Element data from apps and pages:
[Start of Attachment]

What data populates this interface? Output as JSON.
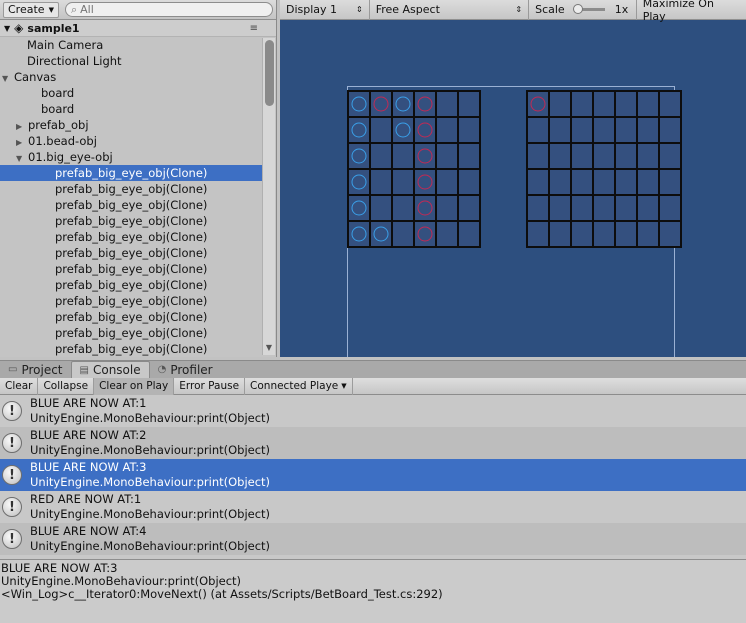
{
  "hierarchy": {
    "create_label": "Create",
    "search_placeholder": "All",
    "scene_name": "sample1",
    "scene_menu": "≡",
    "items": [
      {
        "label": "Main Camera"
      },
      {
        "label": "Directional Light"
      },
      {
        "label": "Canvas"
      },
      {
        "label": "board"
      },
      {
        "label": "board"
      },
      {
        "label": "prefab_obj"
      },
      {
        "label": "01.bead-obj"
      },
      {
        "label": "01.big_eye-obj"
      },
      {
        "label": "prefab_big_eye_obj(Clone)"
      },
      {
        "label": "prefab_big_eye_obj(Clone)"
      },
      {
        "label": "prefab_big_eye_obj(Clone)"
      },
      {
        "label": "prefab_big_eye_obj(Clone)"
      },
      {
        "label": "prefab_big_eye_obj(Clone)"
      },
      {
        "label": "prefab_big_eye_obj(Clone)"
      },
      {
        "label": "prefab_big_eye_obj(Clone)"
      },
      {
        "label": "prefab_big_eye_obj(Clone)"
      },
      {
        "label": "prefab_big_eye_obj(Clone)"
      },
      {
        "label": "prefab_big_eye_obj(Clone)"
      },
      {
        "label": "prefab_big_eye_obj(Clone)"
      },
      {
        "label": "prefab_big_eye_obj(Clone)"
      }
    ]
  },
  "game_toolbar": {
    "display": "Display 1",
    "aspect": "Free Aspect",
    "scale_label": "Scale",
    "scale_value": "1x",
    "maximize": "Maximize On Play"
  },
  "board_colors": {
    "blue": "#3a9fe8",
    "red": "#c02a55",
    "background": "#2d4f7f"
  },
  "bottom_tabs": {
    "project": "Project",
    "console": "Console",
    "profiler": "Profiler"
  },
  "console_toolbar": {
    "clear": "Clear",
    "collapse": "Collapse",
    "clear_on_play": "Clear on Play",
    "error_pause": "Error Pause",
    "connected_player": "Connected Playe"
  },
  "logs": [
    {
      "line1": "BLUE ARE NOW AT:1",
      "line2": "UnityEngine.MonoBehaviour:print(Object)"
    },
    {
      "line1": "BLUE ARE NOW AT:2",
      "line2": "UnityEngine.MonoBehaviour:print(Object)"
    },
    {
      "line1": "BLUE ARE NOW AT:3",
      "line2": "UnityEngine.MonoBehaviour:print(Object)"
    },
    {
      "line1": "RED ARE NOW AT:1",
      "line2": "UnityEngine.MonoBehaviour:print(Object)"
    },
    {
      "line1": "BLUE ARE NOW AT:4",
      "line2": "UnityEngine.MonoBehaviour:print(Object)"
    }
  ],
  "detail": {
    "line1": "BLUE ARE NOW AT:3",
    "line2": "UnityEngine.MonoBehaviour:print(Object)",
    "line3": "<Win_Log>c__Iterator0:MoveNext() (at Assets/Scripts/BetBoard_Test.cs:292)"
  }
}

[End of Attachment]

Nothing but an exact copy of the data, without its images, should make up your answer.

*Answer for this exercise:*
What data populates this interface? Output as JSON.
{
  "hierarchy": {
    "create_label": "Create",
    "search_placeholder": "All",
    "scene_name": "sample1",
    "scene_menu": "≡",
    "items": [
      {
        "label": "Main Camera"
      },
      {
        "label": "Directional Light"
      },
      {
        "label": "Canvas"
      },
      {
        "label": "board"
      },
      {
        "label": "board"
      },
      {
        "label": "prefab_obj"
      },
      {
        "label": "01.bead-obj"
      },
      {
        "label": "01.big_eye-obj"
      },
      {
        "label": "prefab_big_eye_obj(Clone)"
      },
      {
        "label": "prefab_big_eye_obj(Clone)"
      },
      {
        "label": "prefab_big_eye_obj(Clone)"
      },
      {
        "label": "prefab_big_eye_obj(Clone)"
      },
      {
        "label": "prefab_big_eye_obj(Clone)"
      },
      {
        "label": "prefab_big_eye_obj(Clone)"
      },
      {
        "label": "prefab_big_eye_obj(Clone)"
      },
      {
        "label": "prefab_big_eye_obj(Clone)"
      },
      {
        "label": "prefab_big_eye_obj(Clone)"
      },
      {
        "label": "prefab_big_eye_obj(Clone)"
      },
      {
        "label": "prefab_big_eye_obj(Clone)"
      },
      {
        "label": "prefab_big_eye_obj(Clone)"
      }
    ]
  },
  "game_toolbar": {
    "display": "Display 1",
    "aspect": "Free Aspect",
    "scale_label": "Scale",
    "scale_value": "1x",
    "maximize": "Maximize On Play"
  },
  "board_colors": {
    "blue": "#3a9fe8",
    "red": "#c02a55",
    "background": "#2d4f7f"
  },
  "bottom_tabs": {
    "project": "Project",
    "console": "Console",
    "profiler": "Profiler"
  },
  "console_toolbar": {
    "clear": "Clear",
    "collapse": "Collapse",
    "clear_on_play": "Clear on Play",
    "error_pause": "Error Pause",
    "connected_player": "Connected Playe"
  },
  "logs": [
    {
      "line1": "BLUE ARE NOW AT:1",
      "line2": "UnityEngine.MonoBehaviour:print(Object)"
    },
    {
      "line1": "BLUE ARE NOW AT:2",
      "line2": "UnityEngine.MonoBehaviour:print(Object)"
    },
    {
      "line1": "BLUE ARE NOW AT:3",
      "line2": "UnityEngine.MonoBehaviour:print(Object)"
    },
    {
      "line1": "RED ARE NOW AT:1",
      "line2": "UnityEngine.MonoBehaviour:print(Object)"
    },
    {
      "line1": "BLUE ARE NOW AT:4",
      "line2": "UnityEngine.MonoBehaviour:print(Object)"
    }
  ],
  "detail": {
    "line1": "BLUE ARE NOW AT:3",
    "line2": "UnityEngine.MonoBehaviour:print(Object)",
    "line3": "<Win_Log>c__Iterator0:MoveNext() (at Assets/Scripts/BetBoard_Test.cs:292)"
  }
}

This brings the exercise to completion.